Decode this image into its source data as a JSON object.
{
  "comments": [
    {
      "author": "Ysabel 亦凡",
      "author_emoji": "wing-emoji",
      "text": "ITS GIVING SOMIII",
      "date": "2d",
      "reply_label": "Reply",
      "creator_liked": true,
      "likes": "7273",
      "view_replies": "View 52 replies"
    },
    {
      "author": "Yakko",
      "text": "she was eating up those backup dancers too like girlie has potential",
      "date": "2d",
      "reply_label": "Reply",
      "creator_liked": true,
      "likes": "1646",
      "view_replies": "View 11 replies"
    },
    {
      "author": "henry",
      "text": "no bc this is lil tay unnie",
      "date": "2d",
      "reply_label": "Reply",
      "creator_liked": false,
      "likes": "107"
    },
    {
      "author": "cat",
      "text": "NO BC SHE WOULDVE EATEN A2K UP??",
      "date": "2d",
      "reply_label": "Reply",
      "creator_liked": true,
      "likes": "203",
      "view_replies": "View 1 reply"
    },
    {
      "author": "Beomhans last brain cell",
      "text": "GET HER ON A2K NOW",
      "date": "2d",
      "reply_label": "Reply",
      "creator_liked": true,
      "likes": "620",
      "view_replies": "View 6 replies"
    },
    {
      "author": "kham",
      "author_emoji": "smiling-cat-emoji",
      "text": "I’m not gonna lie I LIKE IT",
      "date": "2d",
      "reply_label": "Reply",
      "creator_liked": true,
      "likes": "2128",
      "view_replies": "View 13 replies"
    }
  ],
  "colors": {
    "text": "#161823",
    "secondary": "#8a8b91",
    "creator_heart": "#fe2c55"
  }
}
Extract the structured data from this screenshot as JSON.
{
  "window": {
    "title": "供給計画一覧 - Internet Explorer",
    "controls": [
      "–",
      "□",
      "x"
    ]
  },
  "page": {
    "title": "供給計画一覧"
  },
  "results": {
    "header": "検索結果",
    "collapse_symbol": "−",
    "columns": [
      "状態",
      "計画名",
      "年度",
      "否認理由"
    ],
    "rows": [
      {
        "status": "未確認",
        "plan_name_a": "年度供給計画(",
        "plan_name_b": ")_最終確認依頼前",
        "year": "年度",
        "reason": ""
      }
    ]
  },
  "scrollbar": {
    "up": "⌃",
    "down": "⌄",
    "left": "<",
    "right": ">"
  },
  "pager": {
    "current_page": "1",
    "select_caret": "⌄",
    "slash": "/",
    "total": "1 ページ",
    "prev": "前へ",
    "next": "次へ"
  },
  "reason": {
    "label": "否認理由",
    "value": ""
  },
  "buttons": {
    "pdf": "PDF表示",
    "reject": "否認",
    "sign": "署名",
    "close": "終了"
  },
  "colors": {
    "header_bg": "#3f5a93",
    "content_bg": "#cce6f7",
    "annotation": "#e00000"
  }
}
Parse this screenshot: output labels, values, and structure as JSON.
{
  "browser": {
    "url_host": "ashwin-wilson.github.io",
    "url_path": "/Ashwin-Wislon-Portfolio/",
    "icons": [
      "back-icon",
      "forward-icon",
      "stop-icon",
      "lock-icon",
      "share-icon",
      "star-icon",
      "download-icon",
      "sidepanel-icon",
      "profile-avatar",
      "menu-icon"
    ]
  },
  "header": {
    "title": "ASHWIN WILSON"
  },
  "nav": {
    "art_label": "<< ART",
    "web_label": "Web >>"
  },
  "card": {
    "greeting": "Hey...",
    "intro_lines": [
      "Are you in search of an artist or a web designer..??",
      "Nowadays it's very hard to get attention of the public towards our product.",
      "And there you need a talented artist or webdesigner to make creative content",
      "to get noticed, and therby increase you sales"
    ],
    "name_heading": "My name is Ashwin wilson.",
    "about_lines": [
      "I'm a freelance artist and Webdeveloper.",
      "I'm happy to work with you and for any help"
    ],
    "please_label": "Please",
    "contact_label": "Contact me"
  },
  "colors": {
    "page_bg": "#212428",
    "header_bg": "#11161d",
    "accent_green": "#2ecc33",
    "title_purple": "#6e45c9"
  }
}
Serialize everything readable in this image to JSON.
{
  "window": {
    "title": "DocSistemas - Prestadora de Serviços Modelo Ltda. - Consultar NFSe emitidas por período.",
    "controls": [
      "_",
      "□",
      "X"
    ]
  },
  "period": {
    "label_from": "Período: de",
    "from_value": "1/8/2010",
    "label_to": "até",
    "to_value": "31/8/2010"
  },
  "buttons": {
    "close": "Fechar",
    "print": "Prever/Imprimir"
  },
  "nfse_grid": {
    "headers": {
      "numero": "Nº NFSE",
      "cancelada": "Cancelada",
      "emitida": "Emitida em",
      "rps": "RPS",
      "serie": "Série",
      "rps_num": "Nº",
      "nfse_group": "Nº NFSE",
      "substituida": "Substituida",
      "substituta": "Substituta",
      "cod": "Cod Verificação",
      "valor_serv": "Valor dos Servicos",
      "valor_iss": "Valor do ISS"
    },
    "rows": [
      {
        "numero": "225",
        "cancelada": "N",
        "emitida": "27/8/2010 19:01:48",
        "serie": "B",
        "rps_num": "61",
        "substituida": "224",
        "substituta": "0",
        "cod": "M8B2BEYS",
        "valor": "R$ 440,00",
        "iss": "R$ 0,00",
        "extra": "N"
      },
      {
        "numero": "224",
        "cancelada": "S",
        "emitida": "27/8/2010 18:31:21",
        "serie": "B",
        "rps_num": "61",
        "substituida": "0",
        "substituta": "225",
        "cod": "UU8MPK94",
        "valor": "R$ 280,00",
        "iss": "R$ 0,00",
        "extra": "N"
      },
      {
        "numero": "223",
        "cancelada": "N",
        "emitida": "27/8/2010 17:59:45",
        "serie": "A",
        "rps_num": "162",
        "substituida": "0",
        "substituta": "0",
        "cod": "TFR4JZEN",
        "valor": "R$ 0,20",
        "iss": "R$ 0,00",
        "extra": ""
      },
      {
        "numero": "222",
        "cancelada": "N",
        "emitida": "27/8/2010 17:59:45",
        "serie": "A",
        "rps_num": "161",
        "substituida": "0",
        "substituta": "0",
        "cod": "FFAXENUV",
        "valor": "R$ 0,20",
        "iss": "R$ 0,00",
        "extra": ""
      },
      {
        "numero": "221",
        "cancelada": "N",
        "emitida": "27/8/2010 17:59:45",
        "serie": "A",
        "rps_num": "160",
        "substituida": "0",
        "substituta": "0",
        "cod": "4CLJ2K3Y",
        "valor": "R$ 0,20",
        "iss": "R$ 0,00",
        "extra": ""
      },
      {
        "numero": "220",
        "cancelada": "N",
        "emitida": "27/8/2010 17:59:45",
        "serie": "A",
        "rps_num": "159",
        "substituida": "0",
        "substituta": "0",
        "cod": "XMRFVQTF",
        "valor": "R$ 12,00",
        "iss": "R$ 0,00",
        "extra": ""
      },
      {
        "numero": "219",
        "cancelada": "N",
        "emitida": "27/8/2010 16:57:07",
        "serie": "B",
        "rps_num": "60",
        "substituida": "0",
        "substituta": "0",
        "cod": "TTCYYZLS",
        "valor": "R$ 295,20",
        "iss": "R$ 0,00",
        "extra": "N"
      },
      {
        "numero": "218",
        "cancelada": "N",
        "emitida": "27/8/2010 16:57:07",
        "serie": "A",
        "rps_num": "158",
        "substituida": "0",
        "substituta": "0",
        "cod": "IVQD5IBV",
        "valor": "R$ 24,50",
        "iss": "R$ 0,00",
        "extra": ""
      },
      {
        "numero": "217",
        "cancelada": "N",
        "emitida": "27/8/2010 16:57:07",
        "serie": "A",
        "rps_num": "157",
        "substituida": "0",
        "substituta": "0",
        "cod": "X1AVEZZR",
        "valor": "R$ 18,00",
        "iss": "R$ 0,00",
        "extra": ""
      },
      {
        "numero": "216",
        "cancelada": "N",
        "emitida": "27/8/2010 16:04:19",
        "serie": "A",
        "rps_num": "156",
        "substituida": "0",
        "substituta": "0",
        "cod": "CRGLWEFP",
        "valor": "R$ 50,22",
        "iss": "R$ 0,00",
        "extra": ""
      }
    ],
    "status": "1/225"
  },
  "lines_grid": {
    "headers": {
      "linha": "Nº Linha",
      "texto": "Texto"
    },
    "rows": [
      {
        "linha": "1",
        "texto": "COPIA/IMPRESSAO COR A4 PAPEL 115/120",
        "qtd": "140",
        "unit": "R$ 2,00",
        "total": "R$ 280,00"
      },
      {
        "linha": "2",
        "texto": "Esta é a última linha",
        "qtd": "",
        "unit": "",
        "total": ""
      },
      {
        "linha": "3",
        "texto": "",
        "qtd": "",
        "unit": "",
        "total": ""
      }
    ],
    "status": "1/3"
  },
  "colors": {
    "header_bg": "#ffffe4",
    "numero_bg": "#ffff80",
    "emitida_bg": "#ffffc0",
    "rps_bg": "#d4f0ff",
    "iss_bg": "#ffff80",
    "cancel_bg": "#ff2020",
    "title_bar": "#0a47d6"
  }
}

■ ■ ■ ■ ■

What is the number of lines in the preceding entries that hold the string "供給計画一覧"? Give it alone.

2